[Dataset rows describing interfaces]
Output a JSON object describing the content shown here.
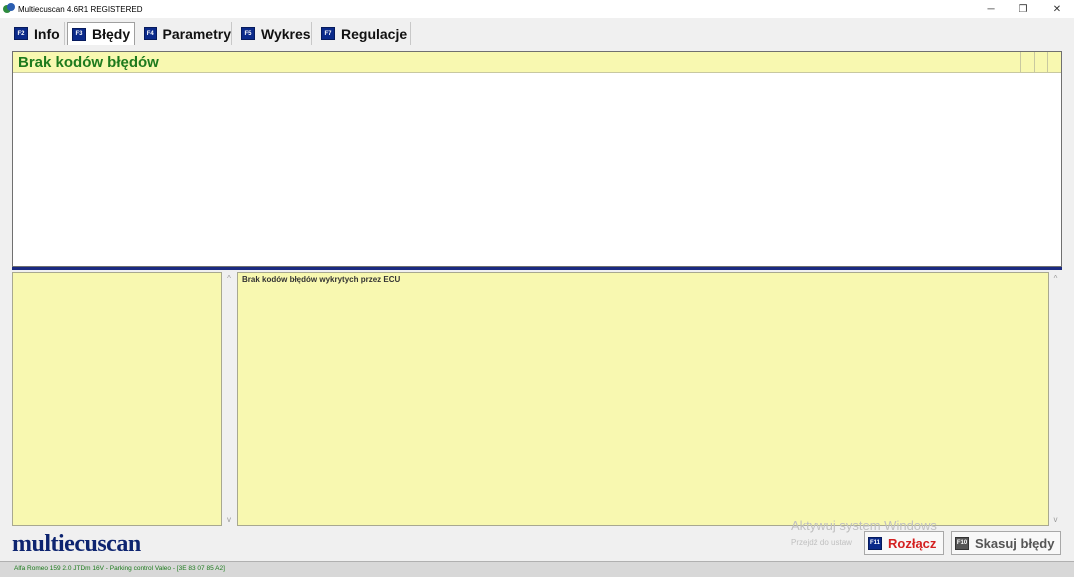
{
  "window": {
    "title": "Multiecuscan 4.6R1 REGISTERED",
    "min_glyph": "─",
    "max_glyph": "❐",
    "close_glyph": "✕"
  },
  "tabs": [
    {
      "key": "F2",
      "label": "Info",
      "active": false
    },
    {
      "key": "F3",
      "label": "Błędy",
      "active": true
    },
    {
      "key": "F4",
      "label": "Parametry",
      "active": false
    },
    {
      "key": "F5",
      "label": "Wykres",
      "active": false
    },
    {
      "key": "F7",
      "label": "Regulacje",
      "active": false
    }
  ],
  "upper_panel": {
    "title": "Brak kodów błędów"
  },
  "lower_panel": {
    "message": "Brak kodów błędów wykrytych przez ECU",
    "scroll_up": "^",
    "scroll_down": "v"
  },
  "footer": {
    "logo": "multiecuscan",
    "watermark_line1": "Aktywuj system Windows",
    "watermark_line2": "Przejdź do ustaw",
    "disconnect": {
      "key": "F11",
      "label": "Rozłącz"
    },
    "clear_errors": {
      "key": "F10",
      "label": "Skasuj błędy"
    }
  },
  "status": {
    "text": "Alfa Romeo 159 2.0 JTDm 16V - Parking control Valeo - [3E 83 07 85 A2]"
  },
  "colors": {
    "accent": "#0b2a8a",
    "panel_yellow": "#f8f8b0",
    "title_green": "#1d7a1d",
    "disconnect_red": "#d42020"
  }
}
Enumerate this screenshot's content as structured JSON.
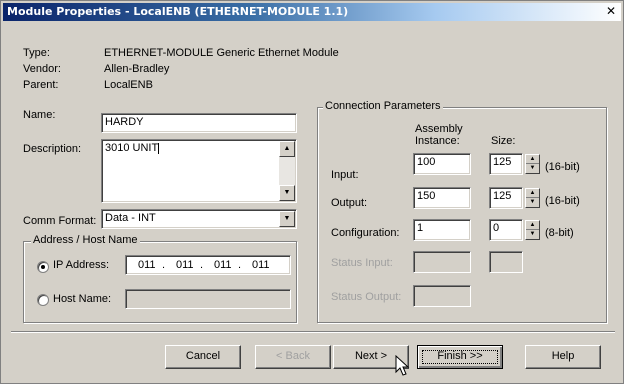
{
  "window": {
    "title": "Module Properties - LocalENB (ETHERNET-MODULE 1.1)",
    "close_glyph": "✕"
  },
  "info": {
    "type_label": "Type:",
    "type_value": "ETHERNET-MODULE Generic Ethernet Module",
    "vendor_label": "Vendor:",
    "vendor_value": "Allen-Bradley",
    "parent_label": "Parent:",
    "parent_value": "LocalENB"
  },
  "name": {
    "label": "Name:",
    "value": "HARDY"
  },
  "description": {
    "label": "Description:",
    "value": "3010 UNIT"
  },
  "comm_format": {
    "label": "Comm Format:",
    "value": "Data - INT"
  },
  "address_group": {
    "title": "Address / Host Name",
    "ip_label": "IP Address:",
    "ip_octets": [
      "011",
      "011",
      "011",
      "011"
    ],
    "ip_dot": ".",
    "host_label": "Host Name:",
    "host_value": ""
  },
  "connection": {
    "title": "Connection Parameters",
    "col_instance": "Assembly\nInstance:",
    "col_instance_l1": "Assembly",
    "col_instance_l2": "Instance:",
    "col_size": "Size:",
    "rows": [
      {
        "label": "Input:",
        "instance": "100",
        "size": "125",
        "unit": "(16-bit)",
        "enabled": true
      },
      {
        "label": "Output:",
        "instance": "150",
        "size": "125",
        "unit": "(16-bit)",
        "enabled": true
      },
      {
        "label": "Configuration:",
        "instance": "1",
        "size": "0",
        "unit": "(8-bit)",
        "enabled": true
      },
      {
        "label": "Status Input:",
        "instance": "",
        "size": "",
        "unit": "",
        "enabled": false
      },
      {
        "label": "Status Output:",
        "instance": "",
        "size": "",
        "unit": "",
        "enabled": false
      }
    ]
  },
  "buttons": {
    "cancel": "Cancel",
    "back": "< Back",
    "next": "Next >",
    "finish": "Finish >>",
    "help": "Help"
  },
  "icons": {
    "spin_up": "▲",
    "spin_down": "▼",
    "dropdown": "▼"
  }
}
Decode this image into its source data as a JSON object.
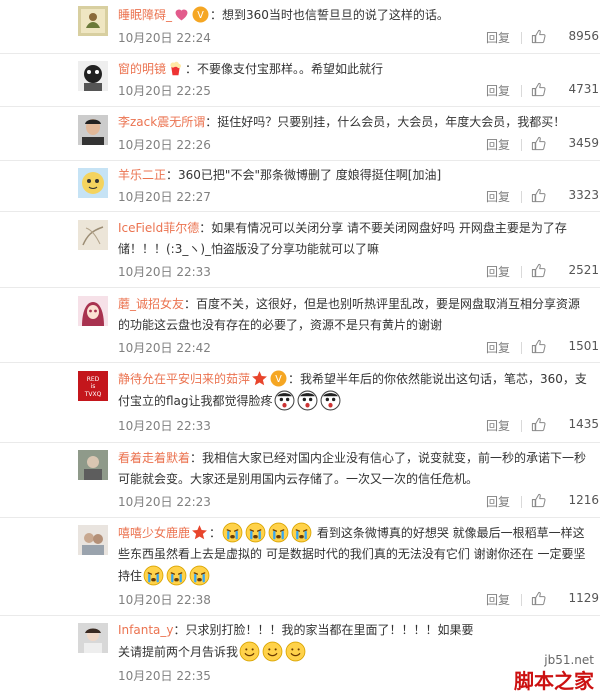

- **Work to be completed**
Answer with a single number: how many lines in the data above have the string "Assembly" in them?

- **Written solution**
2